Legal Limit: Two (2) in some units, one (1) in some units.

Hunting Area: Black bears are basically legal game statewide except some state parks, wildlife preserves, and developed areas.

Spring Hunts: Yes. April 1-June 30 or late July depending upon unit.

Fall Hunts: Yes. August 30-end of November in most units.

Popular Hunting Methods: Baiting and dogs are allowed in most units. Spot-and-stalk. License Available/Fees: Licenses are available by phone, on-line and venders statewide. Non-resident reduced/second bear license: $41.75. Non-resident full price bear license: $186.00. Non-resident hunting license: $154.75

Legal Weapons: Rifles and handguns except those that take rim fire ammo;

.50 caliber and larger muzzleloaders; bows with 40 pound pull and higher; crossbows 150 pound minimum draw.

Contacts: Idaho Fish and Game, 1 (208) 334-3700; www.fishandgame.idaho.gov.
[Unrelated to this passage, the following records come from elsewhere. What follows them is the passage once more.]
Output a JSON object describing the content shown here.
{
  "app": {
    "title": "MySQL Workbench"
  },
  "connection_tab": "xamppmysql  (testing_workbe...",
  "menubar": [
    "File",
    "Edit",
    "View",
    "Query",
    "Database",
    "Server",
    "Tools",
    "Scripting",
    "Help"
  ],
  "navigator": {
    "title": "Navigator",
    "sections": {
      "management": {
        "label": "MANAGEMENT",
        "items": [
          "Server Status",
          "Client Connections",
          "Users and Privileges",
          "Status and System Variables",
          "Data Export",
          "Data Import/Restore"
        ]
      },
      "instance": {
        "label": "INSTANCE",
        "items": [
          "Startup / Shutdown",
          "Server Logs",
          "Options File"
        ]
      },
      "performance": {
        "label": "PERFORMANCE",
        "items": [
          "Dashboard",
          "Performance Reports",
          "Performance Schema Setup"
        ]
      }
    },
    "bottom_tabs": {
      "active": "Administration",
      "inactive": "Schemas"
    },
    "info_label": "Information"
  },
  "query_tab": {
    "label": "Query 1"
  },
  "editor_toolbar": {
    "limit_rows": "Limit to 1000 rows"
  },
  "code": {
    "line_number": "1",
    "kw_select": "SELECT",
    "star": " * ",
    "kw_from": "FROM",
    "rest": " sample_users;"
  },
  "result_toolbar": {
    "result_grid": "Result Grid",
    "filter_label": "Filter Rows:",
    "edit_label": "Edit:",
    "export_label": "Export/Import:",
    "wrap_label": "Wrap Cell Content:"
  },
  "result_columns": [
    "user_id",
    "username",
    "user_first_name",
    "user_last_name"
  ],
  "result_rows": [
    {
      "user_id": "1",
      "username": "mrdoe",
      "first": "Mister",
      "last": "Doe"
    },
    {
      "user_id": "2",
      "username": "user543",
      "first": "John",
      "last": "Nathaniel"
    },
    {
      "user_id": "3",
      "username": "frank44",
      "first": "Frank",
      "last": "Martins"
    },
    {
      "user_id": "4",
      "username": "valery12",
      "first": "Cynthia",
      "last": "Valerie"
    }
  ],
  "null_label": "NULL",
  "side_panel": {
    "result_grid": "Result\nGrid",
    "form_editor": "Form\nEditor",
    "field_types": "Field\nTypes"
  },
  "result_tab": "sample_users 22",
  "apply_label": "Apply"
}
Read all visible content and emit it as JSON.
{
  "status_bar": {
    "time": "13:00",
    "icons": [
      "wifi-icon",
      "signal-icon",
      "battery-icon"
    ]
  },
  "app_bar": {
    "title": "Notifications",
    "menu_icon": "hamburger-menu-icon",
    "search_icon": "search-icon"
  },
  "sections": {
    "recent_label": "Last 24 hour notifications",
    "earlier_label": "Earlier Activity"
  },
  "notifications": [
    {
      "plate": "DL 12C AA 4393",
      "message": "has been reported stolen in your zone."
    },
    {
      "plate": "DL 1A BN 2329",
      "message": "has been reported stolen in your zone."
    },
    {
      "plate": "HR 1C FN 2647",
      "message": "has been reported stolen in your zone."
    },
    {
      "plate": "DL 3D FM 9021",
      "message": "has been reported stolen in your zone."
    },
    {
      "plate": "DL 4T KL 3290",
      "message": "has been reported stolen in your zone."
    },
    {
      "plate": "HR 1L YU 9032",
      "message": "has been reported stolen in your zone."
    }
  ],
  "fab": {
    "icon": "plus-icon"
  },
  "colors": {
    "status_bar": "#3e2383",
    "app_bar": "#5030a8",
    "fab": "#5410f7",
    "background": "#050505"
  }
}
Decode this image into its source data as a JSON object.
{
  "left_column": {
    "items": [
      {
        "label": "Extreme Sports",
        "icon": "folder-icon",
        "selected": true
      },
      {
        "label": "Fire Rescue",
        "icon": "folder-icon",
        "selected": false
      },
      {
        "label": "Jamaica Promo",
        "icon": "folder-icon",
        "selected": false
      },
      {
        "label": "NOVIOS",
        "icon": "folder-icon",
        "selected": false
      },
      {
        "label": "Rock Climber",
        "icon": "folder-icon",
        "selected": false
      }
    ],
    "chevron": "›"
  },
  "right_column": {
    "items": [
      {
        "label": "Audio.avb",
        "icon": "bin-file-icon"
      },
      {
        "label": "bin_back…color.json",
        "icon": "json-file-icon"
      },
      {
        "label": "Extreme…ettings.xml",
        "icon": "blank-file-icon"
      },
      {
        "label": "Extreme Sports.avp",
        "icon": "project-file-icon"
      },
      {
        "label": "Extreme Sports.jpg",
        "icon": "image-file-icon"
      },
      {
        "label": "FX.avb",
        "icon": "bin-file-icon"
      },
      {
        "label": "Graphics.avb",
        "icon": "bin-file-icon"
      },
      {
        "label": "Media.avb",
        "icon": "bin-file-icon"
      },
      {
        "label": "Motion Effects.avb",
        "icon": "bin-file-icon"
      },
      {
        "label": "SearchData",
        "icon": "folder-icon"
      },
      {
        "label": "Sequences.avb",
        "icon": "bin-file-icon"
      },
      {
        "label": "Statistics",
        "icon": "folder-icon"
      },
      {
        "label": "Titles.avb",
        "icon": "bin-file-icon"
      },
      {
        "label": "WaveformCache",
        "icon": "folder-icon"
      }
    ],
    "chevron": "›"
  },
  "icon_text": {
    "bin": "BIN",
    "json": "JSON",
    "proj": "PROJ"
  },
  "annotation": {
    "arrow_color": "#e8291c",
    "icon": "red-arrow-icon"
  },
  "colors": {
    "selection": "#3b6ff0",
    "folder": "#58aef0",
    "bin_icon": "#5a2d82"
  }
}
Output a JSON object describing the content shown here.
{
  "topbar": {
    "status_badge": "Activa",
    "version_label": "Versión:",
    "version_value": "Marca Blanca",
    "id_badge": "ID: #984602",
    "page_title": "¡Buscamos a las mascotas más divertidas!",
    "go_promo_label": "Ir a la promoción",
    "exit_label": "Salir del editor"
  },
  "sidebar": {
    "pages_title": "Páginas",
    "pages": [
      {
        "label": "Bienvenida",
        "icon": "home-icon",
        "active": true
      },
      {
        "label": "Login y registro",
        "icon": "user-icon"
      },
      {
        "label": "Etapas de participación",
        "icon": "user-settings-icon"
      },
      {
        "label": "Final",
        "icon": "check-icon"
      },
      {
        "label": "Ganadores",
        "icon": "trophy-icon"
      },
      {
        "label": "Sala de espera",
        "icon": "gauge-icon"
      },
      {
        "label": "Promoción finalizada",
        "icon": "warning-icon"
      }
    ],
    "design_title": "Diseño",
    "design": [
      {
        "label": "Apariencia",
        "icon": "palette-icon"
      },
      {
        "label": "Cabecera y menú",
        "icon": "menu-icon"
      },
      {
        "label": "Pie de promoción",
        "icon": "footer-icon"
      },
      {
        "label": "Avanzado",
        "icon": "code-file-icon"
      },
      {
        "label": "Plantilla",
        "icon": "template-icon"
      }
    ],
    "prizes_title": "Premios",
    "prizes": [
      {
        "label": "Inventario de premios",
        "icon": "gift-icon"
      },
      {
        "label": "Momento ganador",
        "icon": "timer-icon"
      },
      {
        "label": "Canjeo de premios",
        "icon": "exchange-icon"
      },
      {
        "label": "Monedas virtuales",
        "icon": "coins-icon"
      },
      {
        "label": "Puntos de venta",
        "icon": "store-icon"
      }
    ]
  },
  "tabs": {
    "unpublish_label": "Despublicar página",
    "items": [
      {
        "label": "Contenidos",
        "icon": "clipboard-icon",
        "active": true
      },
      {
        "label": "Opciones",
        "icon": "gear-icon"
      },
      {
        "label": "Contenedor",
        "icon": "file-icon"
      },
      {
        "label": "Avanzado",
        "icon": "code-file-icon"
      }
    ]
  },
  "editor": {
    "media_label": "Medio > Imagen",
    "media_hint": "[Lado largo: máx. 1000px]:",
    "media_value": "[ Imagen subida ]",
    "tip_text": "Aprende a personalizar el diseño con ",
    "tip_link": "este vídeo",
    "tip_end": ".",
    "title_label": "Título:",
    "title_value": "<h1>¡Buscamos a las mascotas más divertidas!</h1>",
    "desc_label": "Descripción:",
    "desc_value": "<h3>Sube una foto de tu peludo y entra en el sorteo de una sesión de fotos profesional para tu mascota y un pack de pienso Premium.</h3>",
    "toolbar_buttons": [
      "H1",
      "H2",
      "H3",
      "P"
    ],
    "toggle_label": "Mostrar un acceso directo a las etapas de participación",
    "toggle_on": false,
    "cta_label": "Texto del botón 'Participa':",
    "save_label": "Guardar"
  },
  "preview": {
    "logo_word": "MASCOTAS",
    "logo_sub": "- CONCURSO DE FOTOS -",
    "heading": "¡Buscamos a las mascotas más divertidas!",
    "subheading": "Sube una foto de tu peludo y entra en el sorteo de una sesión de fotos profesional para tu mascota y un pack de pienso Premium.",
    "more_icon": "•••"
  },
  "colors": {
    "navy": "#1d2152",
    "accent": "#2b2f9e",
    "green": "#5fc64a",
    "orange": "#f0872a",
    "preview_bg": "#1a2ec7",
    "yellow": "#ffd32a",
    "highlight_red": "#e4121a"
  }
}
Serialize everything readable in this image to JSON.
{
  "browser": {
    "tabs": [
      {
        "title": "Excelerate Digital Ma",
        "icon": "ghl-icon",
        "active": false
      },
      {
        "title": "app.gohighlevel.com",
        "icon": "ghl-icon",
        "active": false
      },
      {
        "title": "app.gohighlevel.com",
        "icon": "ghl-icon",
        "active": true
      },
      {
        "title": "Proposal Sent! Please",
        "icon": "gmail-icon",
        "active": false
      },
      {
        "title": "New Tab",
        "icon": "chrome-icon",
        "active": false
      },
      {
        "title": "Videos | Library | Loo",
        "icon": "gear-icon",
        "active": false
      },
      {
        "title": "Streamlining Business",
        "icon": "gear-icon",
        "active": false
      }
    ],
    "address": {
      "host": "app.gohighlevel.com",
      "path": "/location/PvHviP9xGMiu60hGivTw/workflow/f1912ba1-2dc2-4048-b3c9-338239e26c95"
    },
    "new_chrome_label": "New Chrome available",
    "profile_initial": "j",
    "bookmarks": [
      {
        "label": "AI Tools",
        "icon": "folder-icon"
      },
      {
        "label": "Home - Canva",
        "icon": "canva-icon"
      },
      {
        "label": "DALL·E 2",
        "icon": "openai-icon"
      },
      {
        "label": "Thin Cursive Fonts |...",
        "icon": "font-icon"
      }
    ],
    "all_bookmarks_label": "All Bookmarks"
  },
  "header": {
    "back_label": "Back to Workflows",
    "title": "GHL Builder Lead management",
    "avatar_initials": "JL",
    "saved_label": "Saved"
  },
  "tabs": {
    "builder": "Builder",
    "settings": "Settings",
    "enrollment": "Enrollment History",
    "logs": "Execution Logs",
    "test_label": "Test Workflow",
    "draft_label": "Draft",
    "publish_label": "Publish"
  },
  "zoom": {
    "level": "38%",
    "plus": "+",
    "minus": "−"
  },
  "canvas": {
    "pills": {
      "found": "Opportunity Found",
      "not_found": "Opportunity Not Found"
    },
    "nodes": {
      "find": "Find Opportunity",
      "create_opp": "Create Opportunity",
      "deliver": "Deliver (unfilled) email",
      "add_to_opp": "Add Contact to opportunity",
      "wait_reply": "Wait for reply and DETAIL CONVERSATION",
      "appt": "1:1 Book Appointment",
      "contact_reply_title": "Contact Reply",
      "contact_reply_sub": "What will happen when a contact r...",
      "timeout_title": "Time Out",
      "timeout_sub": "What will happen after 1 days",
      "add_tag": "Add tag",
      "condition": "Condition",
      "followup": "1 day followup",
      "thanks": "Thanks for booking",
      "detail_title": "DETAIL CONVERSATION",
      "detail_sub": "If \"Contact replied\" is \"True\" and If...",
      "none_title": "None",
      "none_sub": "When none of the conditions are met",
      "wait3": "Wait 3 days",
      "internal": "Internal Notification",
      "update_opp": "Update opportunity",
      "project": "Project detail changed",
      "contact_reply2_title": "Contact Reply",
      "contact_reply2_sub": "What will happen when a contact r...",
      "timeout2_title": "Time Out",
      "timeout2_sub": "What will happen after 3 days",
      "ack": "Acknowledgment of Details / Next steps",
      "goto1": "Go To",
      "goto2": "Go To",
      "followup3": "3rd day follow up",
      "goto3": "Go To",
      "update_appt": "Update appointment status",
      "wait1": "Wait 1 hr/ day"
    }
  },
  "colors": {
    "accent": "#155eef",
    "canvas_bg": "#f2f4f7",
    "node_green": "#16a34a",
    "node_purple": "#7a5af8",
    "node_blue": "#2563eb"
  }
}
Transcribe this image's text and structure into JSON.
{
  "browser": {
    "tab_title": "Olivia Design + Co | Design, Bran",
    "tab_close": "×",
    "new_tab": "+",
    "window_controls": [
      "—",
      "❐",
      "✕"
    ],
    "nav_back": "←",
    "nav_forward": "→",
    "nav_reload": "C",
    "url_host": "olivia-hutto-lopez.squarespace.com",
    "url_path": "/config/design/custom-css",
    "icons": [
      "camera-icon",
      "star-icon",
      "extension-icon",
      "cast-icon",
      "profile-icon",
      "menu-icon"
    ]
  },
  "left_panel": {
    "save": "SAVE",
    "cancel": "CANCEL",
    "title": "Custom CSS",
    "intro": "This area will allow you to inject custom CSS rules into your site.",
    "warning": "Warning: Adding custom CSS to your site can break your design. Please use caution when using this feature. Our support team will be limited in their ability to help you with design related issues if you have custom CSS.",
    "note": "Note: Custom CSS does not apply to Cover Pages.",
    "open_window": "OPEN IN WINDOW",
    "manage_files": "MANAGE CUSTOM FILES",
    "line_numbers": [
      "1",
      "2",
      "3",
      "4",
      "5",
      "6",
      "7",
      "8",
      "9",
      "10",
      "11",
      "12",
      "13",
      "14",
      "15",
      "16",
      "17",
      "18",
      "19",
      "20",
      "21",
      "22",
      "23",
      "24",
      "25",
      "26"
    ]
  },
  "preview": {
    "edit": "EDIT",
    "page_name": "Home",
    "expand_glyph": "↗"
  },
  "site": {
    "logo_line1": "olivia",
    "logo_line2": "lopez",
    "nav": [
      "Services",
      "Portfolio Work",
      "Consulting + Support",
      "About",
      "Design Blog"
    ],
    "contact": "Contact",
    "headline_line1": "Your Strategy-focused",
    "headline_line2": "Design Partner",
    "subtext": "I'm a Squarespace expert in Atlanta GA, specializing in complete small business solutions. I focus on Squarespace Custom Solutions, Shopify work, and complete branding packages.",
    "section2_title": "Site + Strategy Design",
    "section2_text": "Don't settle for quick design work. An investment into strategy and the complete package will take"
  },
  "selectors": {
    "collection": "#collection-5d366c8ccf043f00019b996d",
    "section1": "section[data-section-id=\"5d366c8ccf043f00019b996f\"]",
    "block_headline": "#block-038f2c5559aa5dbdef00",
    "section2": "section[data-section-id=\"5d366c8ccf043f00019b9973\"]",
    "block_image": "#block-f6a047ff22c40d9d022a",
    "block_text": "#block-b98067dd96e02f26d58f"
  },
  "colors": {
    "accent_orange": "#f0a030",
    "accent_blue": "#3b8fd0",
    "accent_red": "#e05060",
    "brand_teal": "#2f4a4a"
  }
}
                 Idaho Outfitters & Guides Association, 1 (208) 327-7380; www.ioga.org.